Quán Thánh Temple (Vietnamese: Đền Quán Thánh), formerly known as Trấn Vũ Temple (Hán Việt: Trấn Vũ Quan, Hán tự: 真武觀), is a Taoist temple in Hanoi, Vietnam. Dated to the 11th century, the temple was dedicated to Xuan Wu, or Trấn Vũ in Vietnamese, one of the principal deities in Taoism
The official centre of Buddhism in Hanoi, the wonderfully maintained and otherwise peaceful Ambassadors’ Pagoda attracts quite a crowd on holidays. During the 17th century there was a guesthouse here for the ambassadors of Buddhist countries; today about a dozen monks and nuns are based here. Next to the pagoda is a shop selling Buddhist ritual objects.
West Lake (Vietnamese: Hồ Tây) is a freshwater lake in the center of Hanoi, Vietnam. With a shore length of 17 km (about 10.6 miles), this is the largest lake of the capital and a popular place for recreation with many surrounding gardens, hotels and villas.

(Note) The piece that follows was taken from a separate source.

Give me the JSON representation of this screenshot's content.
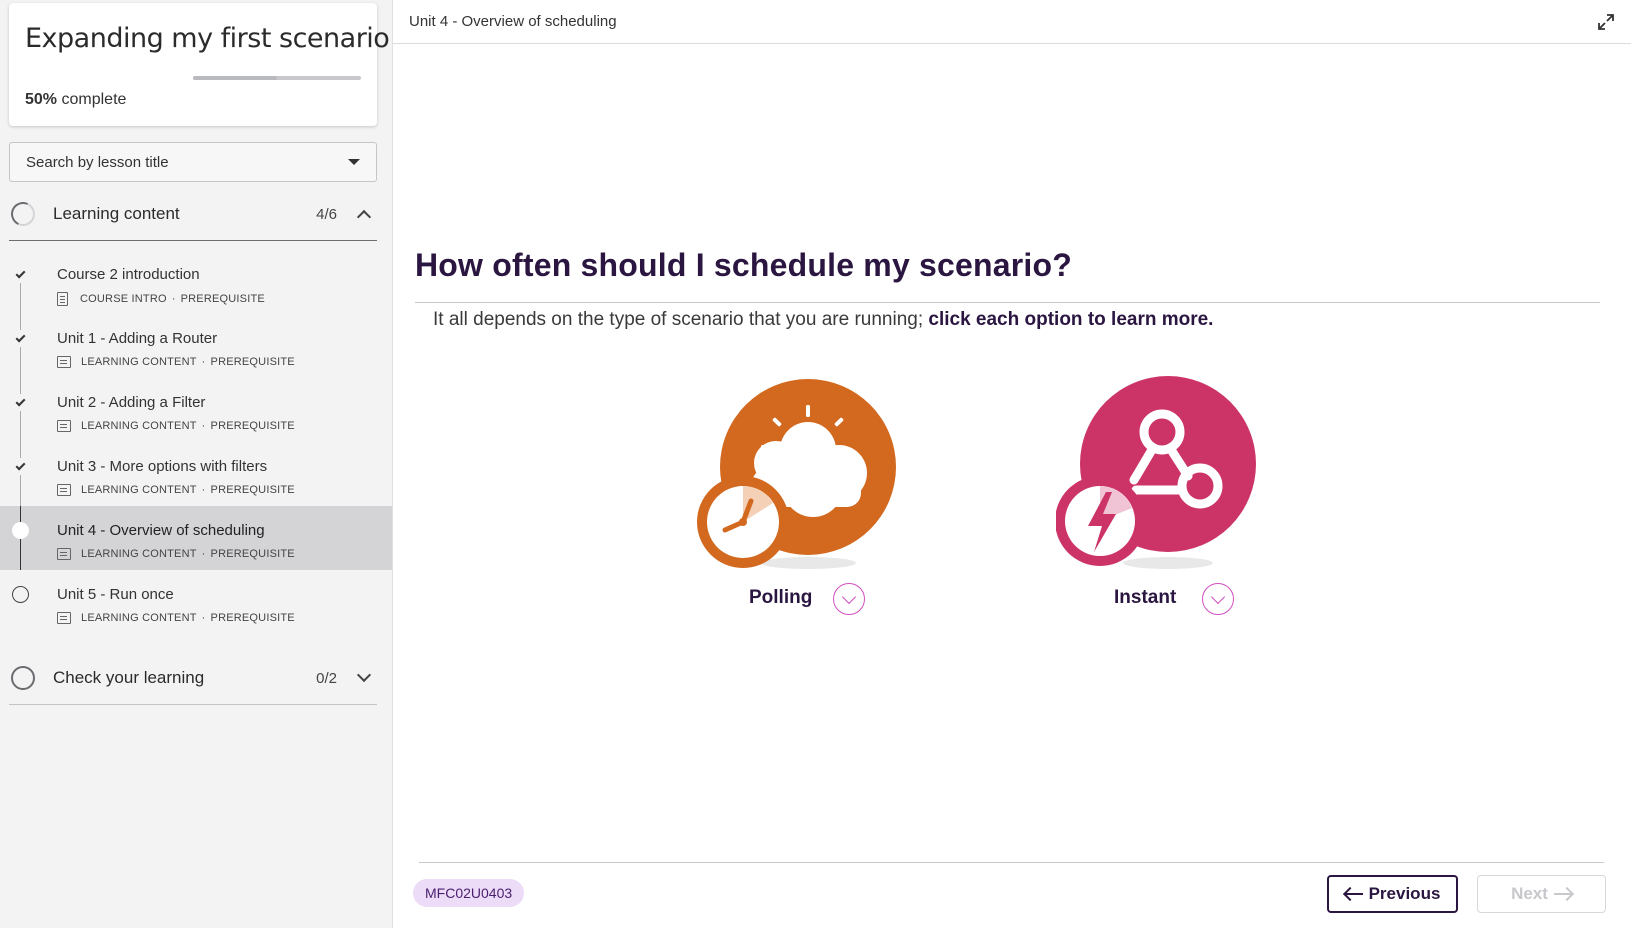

The Temple of the Jade Mountain (Vietnamese: Đền Ngọc Sơn) is located on Hoàn Kiếm Lake in central Hanoi, Vietnam. Being built on the Jade Islet and dedicated to Confucian and Taoist philosophers and the national hero, Trần Hưng Đạo, the small temple was expanded in 1865.
Long Biên Bridge (Vietnamese: Cầu Long Biên) is a historic cantilever bridge across the Red River that connects two districts, Hoan Kiem and Long Bien of the city of Hanoi, Vietnam. It was originally called Paul Doumer Bridge.
Hanoi Ceramic Mosaic Mural (Hanoi Ceramic Road) (Vietnamese: Con đường Gốm sứ) is a ceramic mosaic mural on the wall of the dyke system of Hanoi, Vietnam. With a length of about 4 km, the Ceramic Road is one of the major projects that were developed on the occasion of the Millennial Anniversary of Hanoi
The Hanoi Memorial House is located in the Old Quarter and it maintains its original design and its five sections: the front one for commerce, a second for storage, an inner courtyard, living quarters and kitchen area.
The Imperial Citadel of Thang Long (Vietnamese: Hoàng thành Thăng Long) is the cultural complex comprising the royal enclosure first built during the Lý Dynasty and subsequently expanded by the Trần, Lê and finally the Nguyễn Dynasty. The ruins roughly coincide with the Hanoi Citadel today.